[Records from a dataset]
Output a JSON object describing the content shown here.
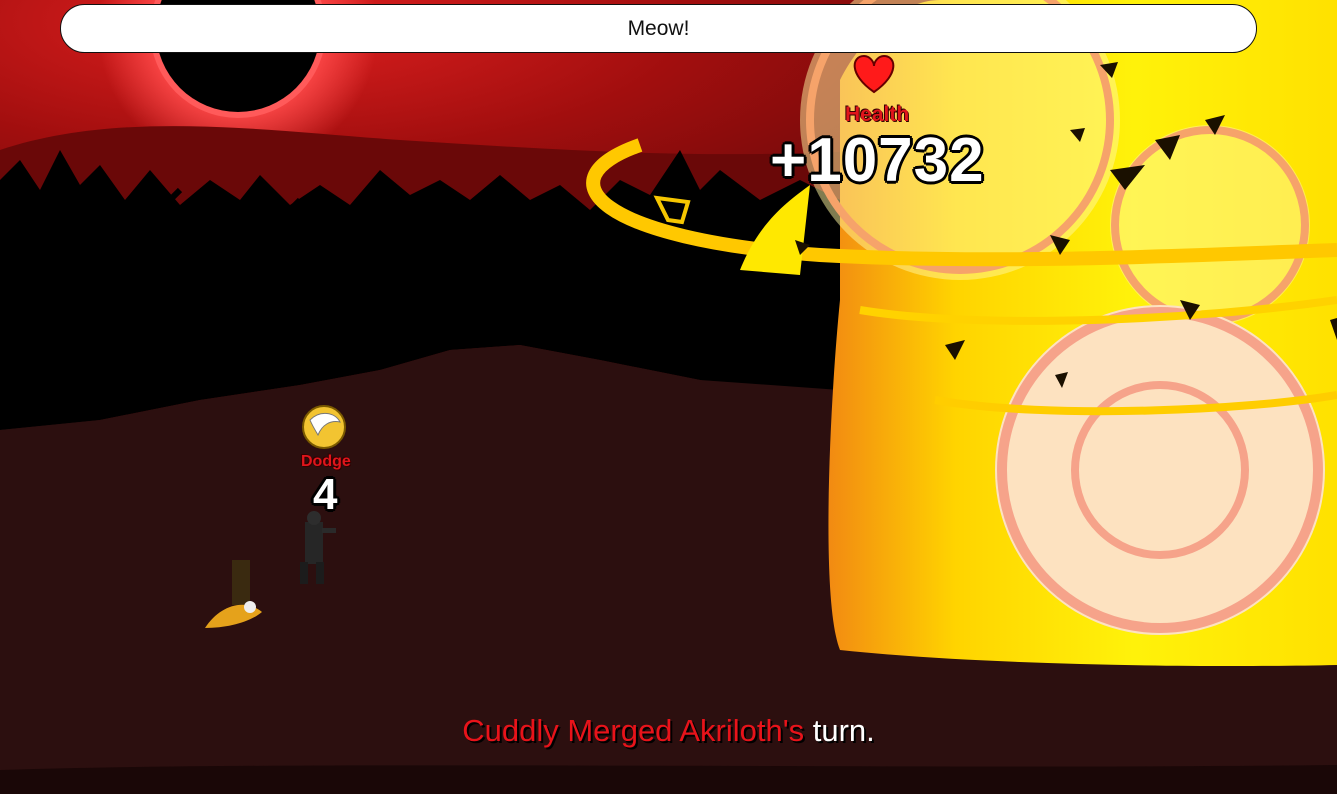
{
  "speech_bubble": {
    "text": "Meow!"
  },
  "health_popup": {
    "label": "Health",
    "value": "+10732"
  },
  "dodge_popup": {
    "label": "Dodge",
    "value": "4"
  },
  "turn_message": {
    "name": "Cuddly Merged Akriloth's",
    "suffix": " turn."
  },
  "icons": {
    "health": "heart-icon",
    "dodge": "wing-icon"
  },
  "colors": {
    "sky": "#7a0c0c",
    "ground": "#2a0f0f",
    "fire": "#ffe600",
    "fire_orange": "#f39a1a",
    "label_red": "#e0151b"
  }
}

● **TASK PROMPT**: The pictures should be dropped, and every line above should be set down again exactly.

● **EXERCISE OUTPUT**:
Output a JSON object describing the content shown here.
{
  "speech_bubble": {
    "text": "Meow!"
  },
  "health_popup": {
    "label": "Health",
    "value": "+10732"
  },
  "dodge_popup": {
    "label": "Dodge",
    "value": "4"
  },
  "turn_message": {
    "name": "Cuddly Merged Akriloth's",
    "suffix": " turn."
  },
  "icons": {
    "health": "heart-icon",
    "dodge": "wing-icon"
  },
  "colors": {
    "sky": "#7a0c0c",
    "ground": "#2a0f0f",
    "fire": "#ffe600",
    "fire_orange": "#f39a1a",
    "label_red": "#e0151b"
  }
}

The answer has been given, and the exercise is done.